The charge arose from an ugly child custody case that exposed his blatant cocaine use in his office at City Hall and elsewhere and led to his resignation.
Roos’ political career in the state Assembly also ended in scandal after a lengthy investigation led to charges against fireworks magnate Patrick Moriarity. Roos doubled his investment in Moriarty’s company while carrying legislation favorable to him.
Alatorre and Roos are quite a pair. one the shrewdest, the other the slickest, operators in city politics.
They emerged as rising political stars after the election of Tom Bradley in 1973 and rose to become the No. 2 and No. 3 legislators behind Assembly Speaker Willie Brown with unlimited futures.
Those hopes were shattered by scandal but Roos and Alatorre have flourished financially and retained their respectability in no small part because they are both smart and likable. Besides, in the sea of corruption in City Hall, no one is in a position to judge anyone else.
Alatorre and Roos have the kind of access to our elected officials that any ordinary citizen can only envy.
While the public gets two minutes of public comment and sees their leaders from a distance at various events and occasional office hours, Alatorre and Roos can stride past the security guard outside the mayor’s office with no more than a nod of the head and sit down with Council members in their offices or buy them expensive meals any time they want.
For high-powered lobbyists like them, City Hall could not be more open and transparent and easy to manipulate. That’s why they are paid the big bucks.
For his part, Alatorre is part of the mayor’s inner circle, his political mentor who bailed him out of trouble when he got caught cheating on his wife the night he was first elected to office and who has helped guide his whole career.
Yet, Villaraigosa has the brass to tell DA investigators he only speaks to Alaatorre “once a month” and could not “recall” any meetings
that dealt with “city issues.”
Isn’t it a crime to lie to investigators? Or do the laws only apply to ordinary people?
There is no possibility that the mayor and Alatorre never spoke about city issue or only talk once a month as he and Roos roam City Hall peddling their influence.

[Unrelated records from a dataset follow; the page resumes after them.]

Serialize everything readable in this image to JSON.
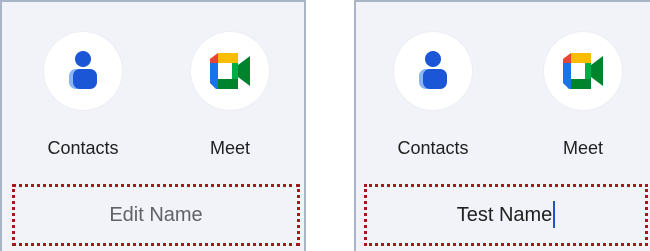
{
  "left_panel": {
    "apps": [
      {
        "label": "Contacts",
        "icon": "contacts-icon"
      },
      {
        "label": "Meet",
        "icon": "meet-icon"
      }
    ],
    "name_field": {
      "placeholder": "Edit Name"
    }
  },
  "right_panel": {
    "apps": [
      {
        "label": "Contacts",
        "icon": "contacts-icon"
      },
      {
        "label": "Meet",
        "icon": "meet-icon"
      }
    ],
    "name_field": {
      "value": "Test Name"
    }
  },
  "colors": {
    "panel_bg": "#f2f3f9",
    "panel_border": "#a9b4c6",
    "highlight_border": "#a3191b",
    "caret": "#1a56c8",
    "contacts_dark": "#1a56d6",
    "contacts_light": "#8ab4f8",
    "meet_green": "#00832d",
    "meet_blue": "#1a73e8",
    "meet_yellow": "#fbbc04",
    "meet_red": "#ea4335"
  }
}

It’s not a mystery that Alatorre operated as a lobbyist without registering for years. He did it in broad daylight and everyone knew what he was doing was wrong but no one reported it.
I guess it’s not a conspiracy if you conspire openly and publicly.
What is a conspiracy — a conspiracy of consciousness at least — is how the business, civic and labor leaders of this city work in concert with each other to subvert the public interest without guilt and shame.
I know Roos and Alatorre and I can tell you this: It is a lot easier to have a frank and open no-holds barred conversation with them than it is with just about anyone else in positions of influence and power.